■ What the task requires ■
Write back every entry exactly as it reads, with the pictures left behind.

■ Source data ■

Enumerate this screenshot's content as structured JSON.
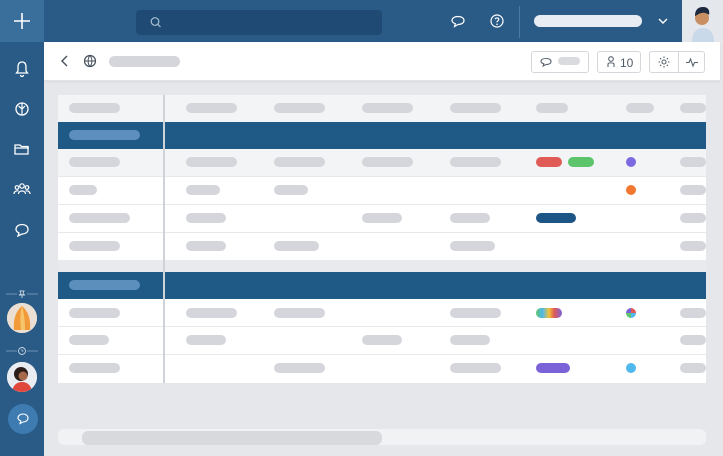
{
  "sidebar": {
    "items": [
      {
        "icon": "plus-icon"
      },
      {
        "icon": "bell-icon"
      },
      {
        "icon": "globe-icon"
      },
      {
        "icon": "folder-icon"
      },
      {
        "icon": "users-icon"
      },
      {
        "icon": "chat-icon"
      }
    ],
    "pinned_icon": "pin-icon",
    "recent_icon": "clock-icon",
    "bottom_icon": "chat-bubble-icon"
  },
  "topbar": {
    "search_icon": "search-icon",
    "messages_icon": "messages-icon",
    "help_icon": "help-icon",
    "workspace_chevron": "chevron-down-icon"
  },
  "header": {
    "back_icon": "chevron-left-icon",
    "globe_icon": "globe-icon",
    "comments_icon": "comment-icon",
    "members_count": "10",
    "members_icon": "person-icon",
    "settings_icon": "gear-icon",
    "activity_icon": "activity-icon"
  },
  "colors": {
    "sidebar": "#2a5a86",
    "group_header": "#1f5a87",
    "tag_red": "#e05a56",
    "tag_green": "#5cc46a",
    "tag_navy": "#1d5587",
    "tag_purple": "#7b62d8",
    "dot_purple": "#7e6ae0",
    "dot_orange": "#f2782f",
    "dot_blue": "#4fb8ec"
  }
}
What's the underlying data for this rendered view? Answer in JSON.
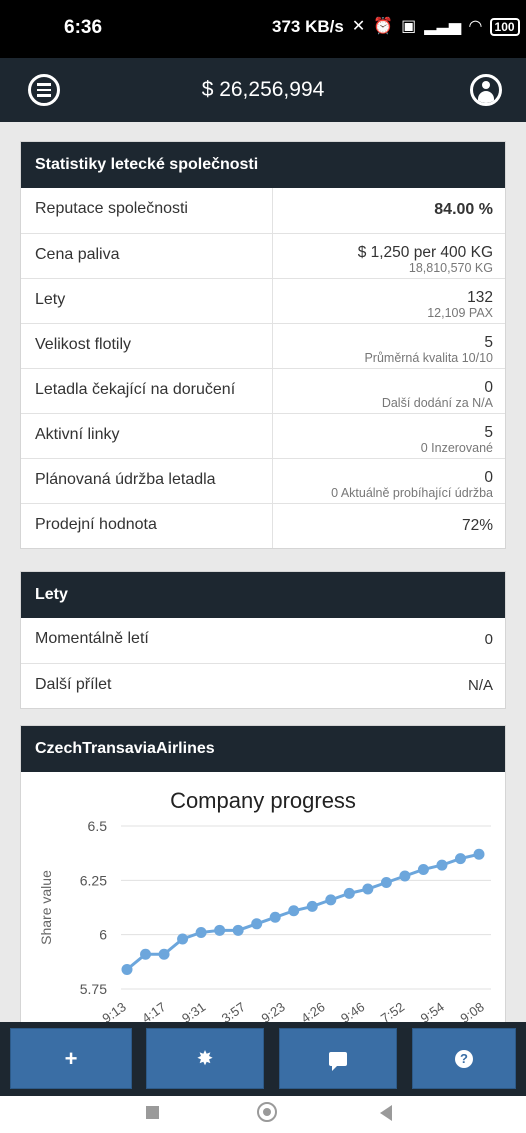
{
  "status_bar": {
    "time": "6:36",
    "network_speed": "373 KB/s",
    "battery": "100"
  },
  "header": {
    "balance": "$ 26,256,994",
    "menu_icon": "menu-icon",
    "profile_icon": "profile-icon"
  },
  "stats": {
    "title": "Statistiky letecké společnosti",
    "rows": [
      {
        "label": "Reputace společnosti",
        "value": "84.00 %",
        "sub": ""
      },
      {
        "label": "Cena paliva",
        "value": "$ 1,250 per 400 KG",
        "sub": "18,810,570 KG"
      },
      {
        "label": "Lety",
        "value": "132",
        "sub": "12,109 PAX"
      },
      {
        "label": "Velikost flotily",
        "value": "5",
        "sub": "Průměrná kvalita 10/10"
      },
      {
        "label": "Letadla čekající na doručení",
        "value": "0",
        "sub": "Další dodání za N/A"
      },
      {
        "label": "Aktivní linky",
        "value": "5",
        "sub": "0 Inzerované"
      },
      {
        "label": "Plánovaná údržba letadla",
        "value": "0",
        "sub": "0 Aktuálně probíhající údržba"
      },
      {
        "label": "Prodejní hodnota",
        "value": "72%",
        "sub": ""
      }
    ]
  },
  "flights": {
    "title": "Lety",
    "rows": [
      {
        "label": "Momentálně letí",
        "value": "0"
      },
      {
        "label": "Další přílet",
        "value": "N/A"
      }
    ]
  },
  "company": {
    "title": "CzechTransaviaAirlines"
  },
  "chart_data": {
    "type": "line",
    "title": "Company progress",
    "ylabel": "Share value",
    "xlabel": "",
    "ylim": [
      5.75,
      6.5
    ],
    "yticks": [
      "6.5",
      "6.25",
      "6",
      "5.75"
    ],
    "xtick_labels": [
      "9:13",
      "4:17",
      "9:31",
      "3:57",
      "9:23",
      "4:26",
      "9:46",
      "7:52",
      "9:54",
      "9:08"
    ],
    "values": [
      5.84,
      5.91,
      5.91,
      5.98,
      6.01,
      6.02,
      6.02,
      6.05,
      6.08,
      6.11,
      6.13,
      6.16,
      6.19,
      6.21,
      6.24,
      6.27,
      6.3,
      6.32,
      6.35,
      6.37
    ],
    "series_color": "#6ca6dc",
    "grid": true
  },
  "toolbar": {
    "buttons": [
      {
        "name": "add",
        "label": "+"
      },
      {
        "name": "settings",
        "label": "✸"
      },
      {
        "name": "messages",
        "label": ""
      },
      {
        "name": "help",
        "label": "?"
      }
    ]
  },
  "colors": {
    "header_bg": "#1d2730",
    "button_bg": "#3a6ea5",
    "page_bg": "#e9e9e9"
  }
}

■ Answer space ■
Enumerate this screenshot's content as structured JSON.
{
  "sidebar": {
    "items": [
      {
        "icon": "plus-icon"
      },
      {
        "icon": "bell-icon"
      },
      {
        "icon": "globe-icon"
      },
      {
        "icon": "folder-icon"
      },
      {
        "icon": "users-icon"
      },
      {
        "icon": "chat-icon"
      }
    ],
    "pinned_icon": "pin-icon",
    "recent_icon": "clock-icon",
    "bottom_icon": "chat-bubble-icon"
  },
  "topbar": {
    "search_icon": "search-icon",
    "messages_icon": "messages-icon",
    "help_icon": "help-icon",
    "workspace_chevron": "chevron-down-icon"
  },
  "header": {
    "back_icon": "chevron-left-icon",
    "globe_icon": "globe-icon",
    "comments_icon": "comment-icon",
    "members_count": "10",
    "members_icon": "person-icon",
    "settings_icon": "gear-icon",
    "activity_icon": "activity-icon"
  },
  "colors": {
    "sidebar": "#2a5a86",
    "group_header": "#1f5a87",
    "tag_red": "#e05a56",
    "tag_green": "#5cc46a",
    "tag_navy": "#1d5587",
    "tag_purple": "#7b62d8",
    "dot_purple": "#7e6ae0",
    "dot_orange": "#f2782f",
    "dot_blue": "#4fb8ec"
  }
}
What's the underlying data for this rendered view? Answer in JSON.
{
  "status_bar": {
    "time": "6:36",
    "network_speed": "373 KB/s",
    "battery": "100"
  },
  "header": {
    "balance": "$ 26,256,994",
    "menu_icon": "menu-icon",
    "profile_icon": "profile-icon"
  },
  "stats": {
    "title": "Statistiky letecké společnosti",
    "rows": [
      {
        "label": "Reputace společnosti",
        "value": "84.00 %",
        "sub": ""
      },
      {
        "label": "Cena paliva",
        "value": "$ 1,250 per 400 KG",
        "sub": "18,810,570 KG"
      },
      {
        "label": "Lety",
        "value": "132",
        "sub": "12,109 PAX"
      },
      {
        "label": "Velikost flotily",
        "value": "5",
        "sub": "Průměrná kvalita 10/10"
      },
      {
        "label": "Letadla čekající na doručení",
        "value": "0",
        "sub": "Další dodání za N/A"
      },
      {
        "label": "Aktivní linky",
        "value": "5",
        "sub": "0 Inzerované"
      },
      {
        "label": "Plánovaná údržba letadla",
        "value": "0",
        "sub": "0 Aktuálně probíhající údržba"
      },
      {
        "label": "Prodejní hodnota",
        "value": "72%",
        "sub": ""
      }
    ]
  },
  "flights": {
    "title": "Lety",
    "rows": [
      {
        "label": "Momentálně letí",
        "value": "0"
      },
      {
        "label": "Další přílet",
        "value": "N/A"
      }
    ]
  },
  "company": {
    "title": "CzechTransaviaAirlines"
  },
  "chart_data": {
    "type": "line",
    "title": "Company progress",
    "ylabel": "Share value",
    "xlabel": "",
    "ylim": [
      5.75,
      6.5
    ],
    "yticks": [
      "6.5",
      "6.25",
      "6",
      "5.75"
    ],
    "xtick_labels": [
      "9:13",
      "4:17",
      "9:31",
      "3:57",
      "9:23",
      "4:26",
      "9:46",
      "7:52",
      "9:54",
      "9:08"
    ],
    "values": [
      5.84,
      5.91,
      5.91,
      5.98,
      6.01,
      6.02,
      6.02,
      6.05,
      6.08,
      6.11,
      6.13,
      6.16,
      6.19,
      6.21,
      6.24,
      6.27,
      6.3,
      6.32,
      6.35,
      6.37
    ],
    "series_color": "#6ca6dc",
    "grid": true
  },
  "toolbar": {
    "buttons": [
      {
        "name": "add",
        "label": "+"
      },
      {
        "name": "settings",
        "label": "✸"
      },
      {
        "name": "messages",
        "label": ""
      },
      {
        "name": "help",
        "label": "?"
      }
    ]
  },
  "colors": {
    "header_bg": "#1d2730",
    "button_bg": "#3a6ea5",
    "page_bg": "#e9e9e9"
  }
}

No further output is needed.